General

## Keeping it real…

One of my colleagues has discovered an absolute gem of a piece of software called Physion that lets you mess about with various bits of structure, motors, gears, and other things all in a real time physics environment.  Now the tutorial videos themselves are pretty impressive, but with a little bit of JavaScript some of the things the Physion community has been creating are absolute works of genius.

This simple piece of software has been an endless source of entertainment for the past couple of weeks for the structural engineering lectuers and they’ve been busy creating models of shaker tables, backfilled arches with granular fill, disproportionate collapse simulations, and all sorts of other random stuff that simply looks cool when brought to life with real time physics.
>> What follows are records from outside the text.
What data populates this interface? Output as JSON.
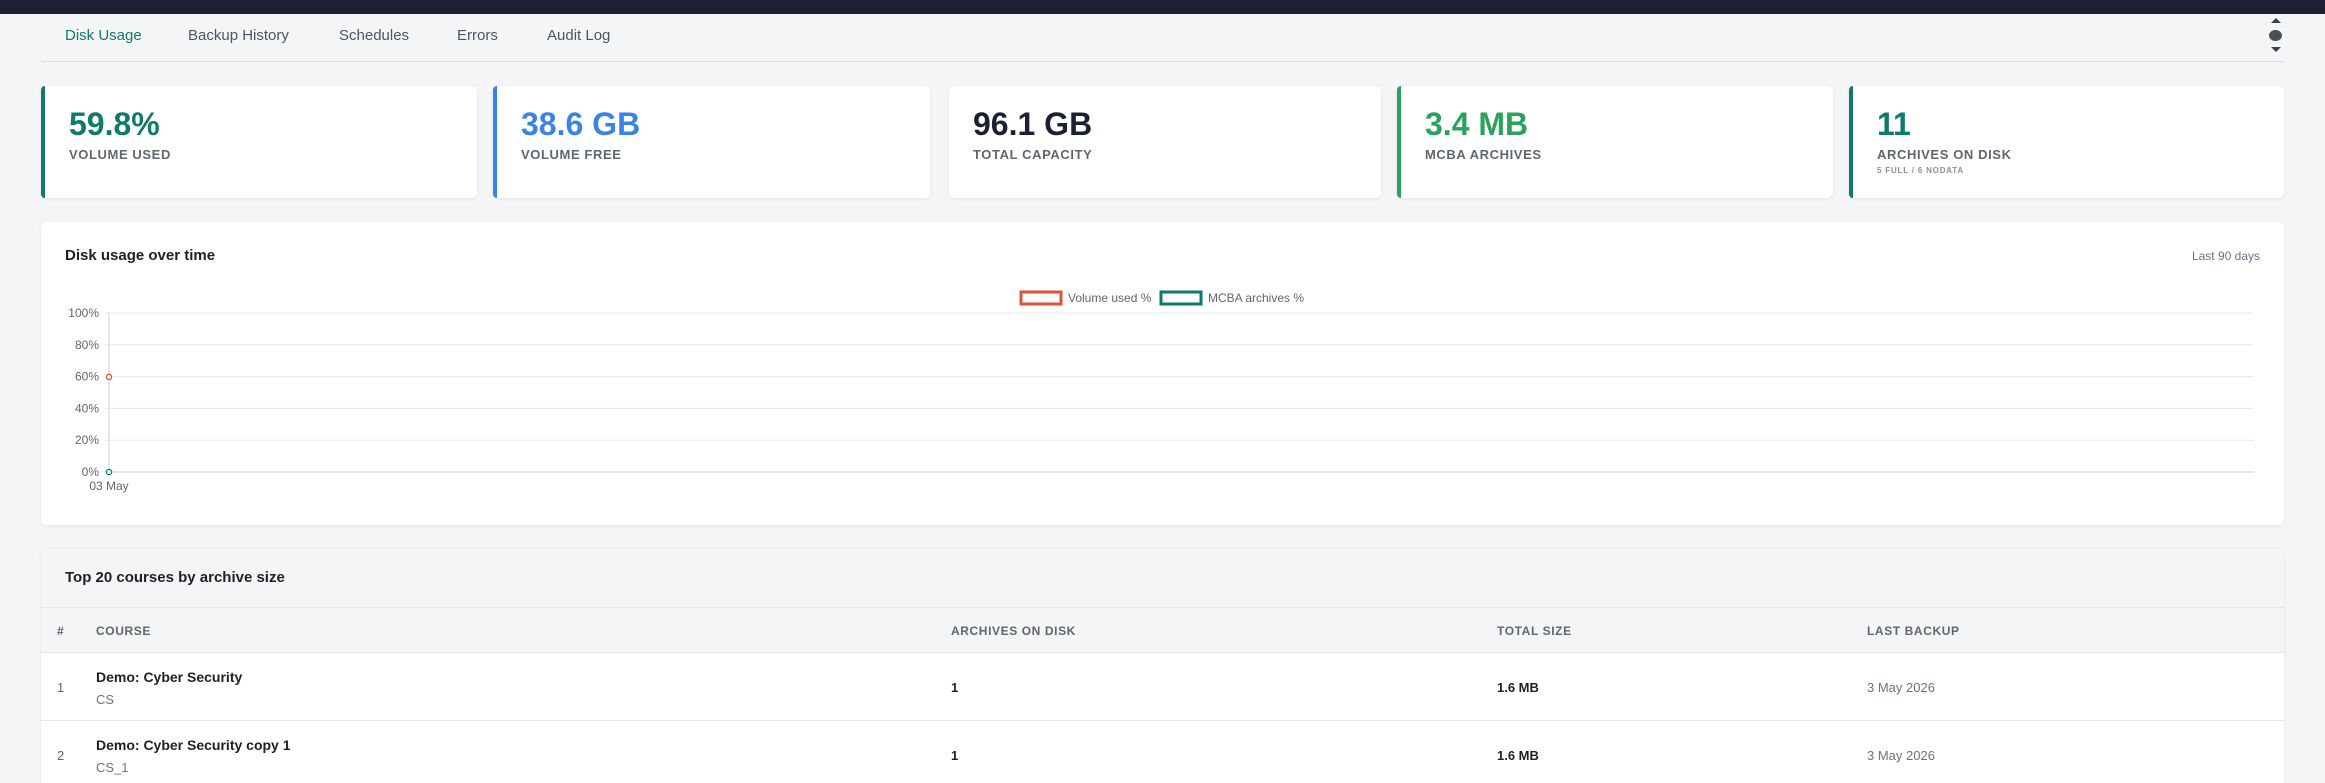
{
  "nav": {
    "tabs": [
      {
        "label": "Disk Usage",
        "active": true
      },
      {
        "label": "Backup History",
        "active": false
      },
      {
        "label": "Schedules",
        "active": false
      },
      {
        "label": "Errors",
        "active": false
      },
      {
        "label": "Audit Log",
        "active": false
      }
    ]
  },
  "stats": [
    {
      "value": "59.8%",
      "label": "VOLUME USED",
      "color": "#0f7a6c",
      "accent": "#0f7a6c"
    },
    {
      "value": "38.6 GB",
      "label": "VOLUME FREE",
      "color": "#3b82e6",
      "accent": "#3b82e6"
    },
    {
      "value": "96.1 GB",
      "label": "TOTAL CAPACITY",
      "color": "#1c2033",
      "accent": ""
    },
    {
      "value": "3.4 MB",
      "label": "MCBA ARCHIVES",
      "color": "#2aa25c",
      "accent": "#2aa25c"
    },
    {
      "value": "11",
      "label": "ARCHIVES ON DISK",
      "sub": "5 FULL  /  6 NODATA",
      "color": "#0f7a6c",
      "accent": "#0f7a6c"
    }
  ],
  "chart_card": {
    "title": "Disk usage over time",
    "range_label": "Last 90 days"
  },
  "chart_data": {
    "type": "line",
    "x": [
      "03 May"
    ],
    "series": [
      {
        "name": "Volume used %",
        "values": [
          59.8
        ],
        "color": "#e0503a"
      },
      {
        "name": "MCBA archives %",
        "values": [
          0
        ],
        "color": "#0f7a6c"
      }
    ],
    "y_ticks": [
      "0%",
      "20%",
      "40%",
      "60%",
      "80%",
      "100%"
    ],
    "ylim": [
      0,
      100
    ],
    "grid": true,
    "legend": "top-center"
  },
  "table": {
    "title": "Top 20 courses by archive size",
    "headers": [
      "#",
      "COURSE",
      "ARCHIVES ON DISK",
      "TOTAL SIZE",
      "LAST BACKUP"
    ],
    "rows": [
      {
        "num": "1",
        "name": "Demo: Cyber Security",
        "short": "CS",
        "archives": "1",
        "size": "1.6 MB",
        "last": "3 May 2026"
      },
      {
        "num": "2",
        "name": "Demo: Cyber Security copy 1",
        "short": "CS_1",
        "archives": "1",
        "size": "1.6 MB",
        "last": "3 May 2026"
      }
    ]
  }
}
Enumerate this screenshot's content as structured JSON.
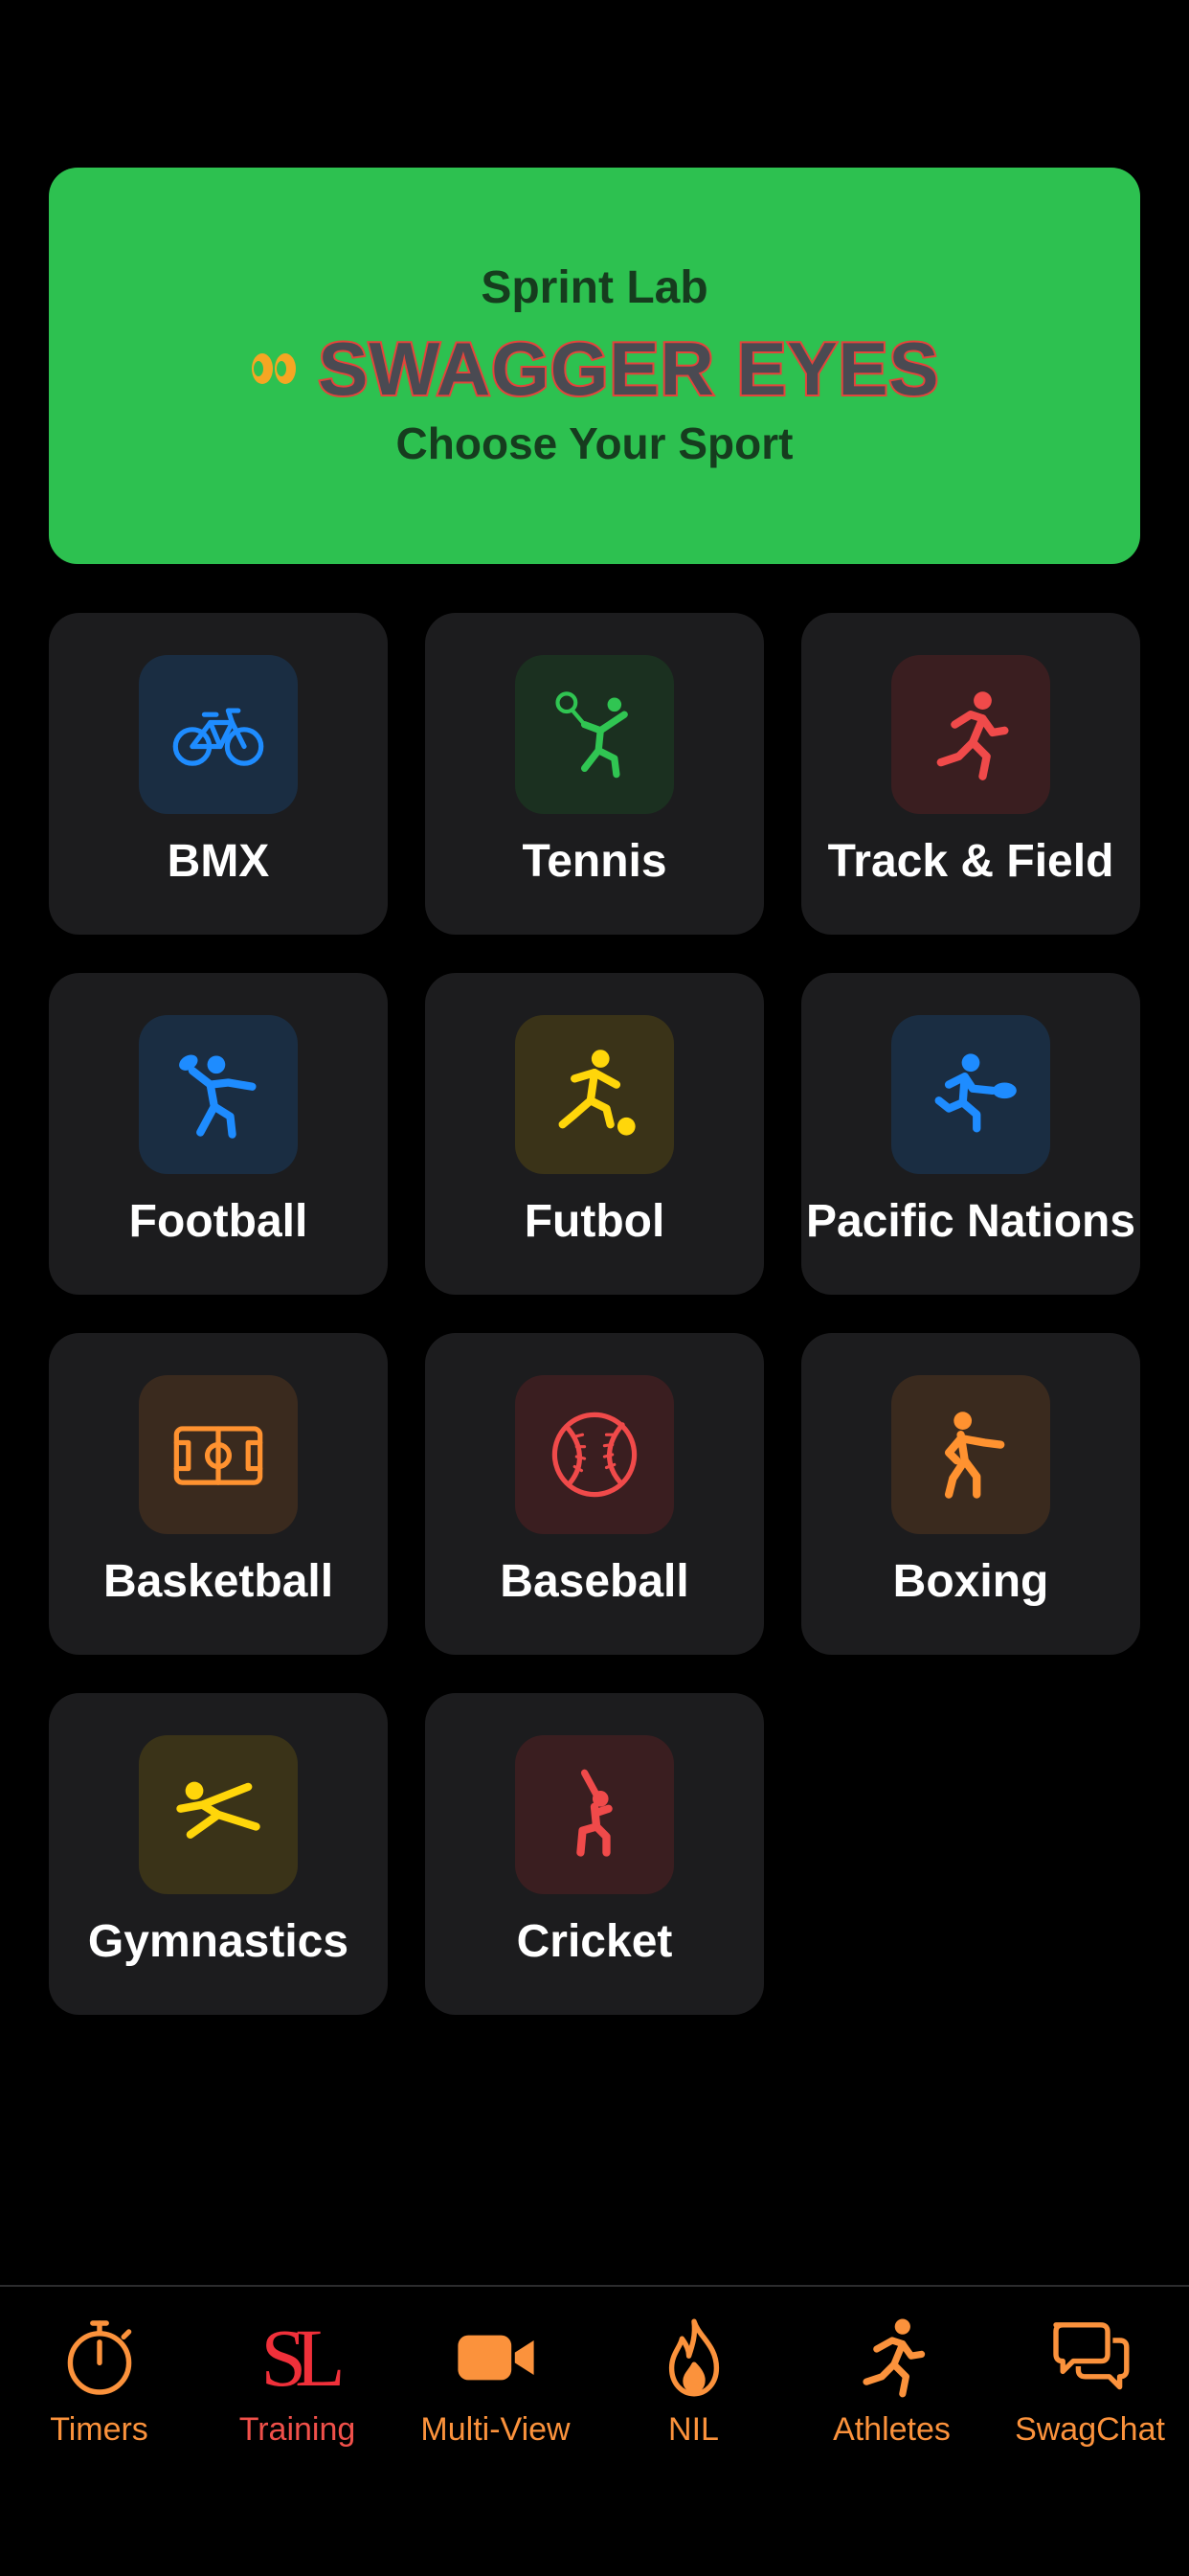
{
  "header": {
    "subtitle": "Sprint Lab",
    "brand": "SWAGGER EYES",
    "tagline": "Choose Your Sport",
    "bg_color": "#2dc150"
  },
  "sports": [
    {
      "label": "BMX",
      "icon": "bicycle-icon",
      "color": "#1e8cff",
      "tile": "#1a2d42"
    },
    {
      "label": "Tennis",
      "icon": "tennis-player-icon",
      "color": "#30c552",
      "tile": "#1b3020"
    },
    {
      "label": "Track & Field",
      "icon": "runner-icon",
      "color": "#f04a4a",
      "tile": "#3a1e20"
    },
    {
      "label": "Football",
      "icon": "football-thrower-icon",
      "color": "#1e8cff",
      "tile": "#1a2d42"
    },
    {
      "label": "Futbol",
      "icon": "soccer-player-icon",
      "color": "#ffd60a",
      "tile": "#3a3318"
    },
    {
      "label": "Pacific Nations",
      "icon": "rugby-player-icon",
      "color": "#1e8cff",
      "tile": "#1a2d42"
    },
    {
      "label": "Basketball",
      "icon": "court-icon",
      "color": "#ff9230",
      "tile": "#3a2a1e"
    },
    {
      "label": "Baseball",
      "icon": "baseball-icon",
      "color": "#f04a4a",
      "tile": "#3a1e20"
    },
    {
      "label": "Boxing",
      "icon": "boxer-icon",
      "color": "#ff9230",
      "tile": "#3a2a1e"
    },
    {
      "label": "Gymnastics",
      "icon": "gymnast-icon",
      "color": "#ffd60a",
      "tile": "#3a3318"
    },
    {
      "label": "Cricket",
      "icon": "cricket-batter-icon",
      "color": "#f04a4a",
      "tile": "#3a1e20"
    }
  ],
  "tabs": [
    {
      "label": "Timers",
      "icon": "stopwatch-icon",
      "active": false
    },
    {
      "label": "Training",
      "icon": "sl-logo-icon",
      "logo_text": "SL",
      "active": true
    },
    {
      "label": "Multi-View",
      "icon": "video-camera-icon",
      "active": false
    },
    {
      "label": "NIL",
      "icon": "flame-icon",
      "active": false
    },
    {
      "label": "Athletes",
      "icon": "runner-icon",
      "active": false
    },
    {
      "label": "SwagChat",
      "icon": "chat-bubbles-icon",
      "active": false
    }
  ],
  "colors": {
    "background": "#000000",
    "card": "#1c1c1e",
    "tab_accent": "#fb923c",
    "tab_active": "#f0504a"
  }
}
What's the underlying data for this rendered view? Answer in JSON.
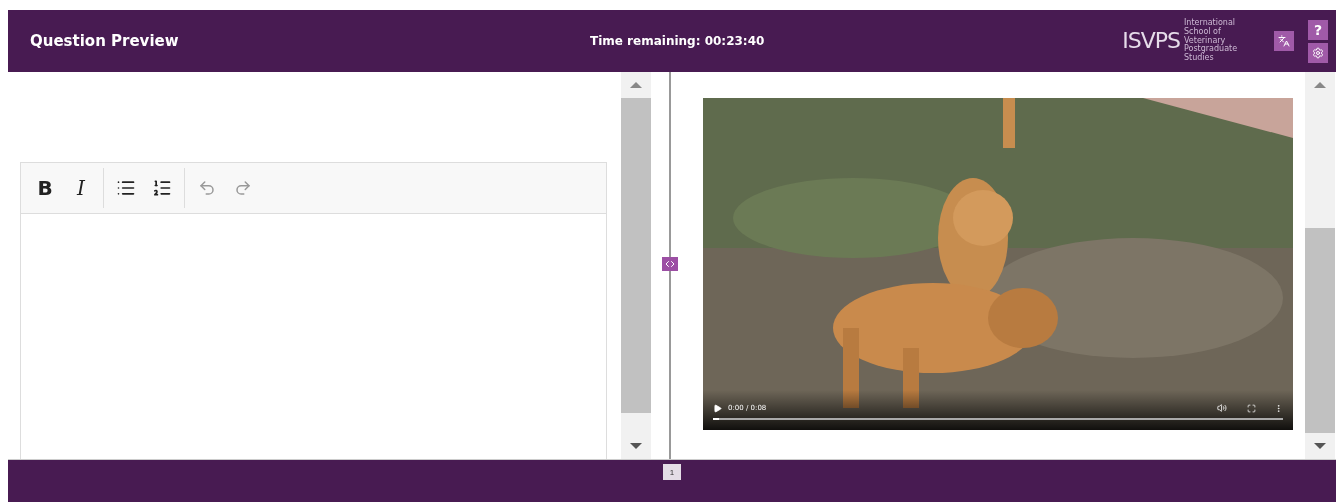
{
  "header": {
    "title": "Question Preview",
    "timer": "Time remaining: 00:23:40",
    "logo": {
      "mark": "ISVPS",
      "caption": "International School of Veterinary Postgraduate Studies"
    },
    "buttons": [
      {
        "kind": "translate"
      },
      {
        "kind": "help",
        "label": "?"
      },
      {
        "kind": "settings"
      }
    ]
  },
  "editor": {
    "toolbar": [
      {
        "kind": "bold",
        "label": "B"
      },
      {
        "kind": "italic",
        "label": "I"
      },
      {
        "kind": "divider"
      },
      {
        "kind": "bullets"
      },
      {
        "kind": "numbers"
      },
      {
        "kind": "divider"
      },
      {
        "kind": "undo"
      },
      {
        "kind": "redo"
      }
    ]
  },
  "video": {
    "time": "0:00 / 0:08",
    "level": 0.01
  },
  "pagination": [
    {
      "label": "1",
      "selected": true
    }
  ]
}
I’ve to deliver a technical lecture in a few weeks for the Institution of Structural Engineers, but one of the things that I was struggling with was describing how some deployable structures and other lightweight structures can be susceptible to the effects of disproportionate collapse when the removal of a critical member occurs. I knew I wanted to do something along the lines of an animation to show this, but wasn’t sure what was the best way to go about it… until I discovered Physion.

I know the animation above is not the most exciting in the world, but it shows what happens when a critical member, either the restraint cable at the end of the pantograph beam, or any internal element is removed from the structure. The removal of just a single element brings about the complete collapse of the structure, this effect is known as disproportionate collapse and is an important concept for structural engineers to understand.  All buildings in the UK are designed to resist this effect to increase the safety of buildings in the event of accidental damage occurring.

The circular elements introduced at the beginning of the video are just there to create some weight on the structure to show that it’s stable and can support a sensible amount of load when the structure is undamaged.  Then using the delete tool, I’ve tried to show a couple of different failure mechanisms, there’s no sound on the animation as I intend to talk about this during the technical lecture I’m delivering.  We’ve already done some work on creating structurally stable pantographic beams with our MSc students here at the University, complete with additional safety mechanisms to prevent the failures above happening and it’s a research topic that is ongoing in our team. The original motivation was to see if we could use it to create a deployable bridge, perhaps in scenarios that have happened recently in Cumbria when the bridges were swept away by flood water… and it’s a concept that’s expanding.

At times I find life as an academic frustrating compared to being in industry, then I remember that they pay me to play with things like this for a living and I feel lucky…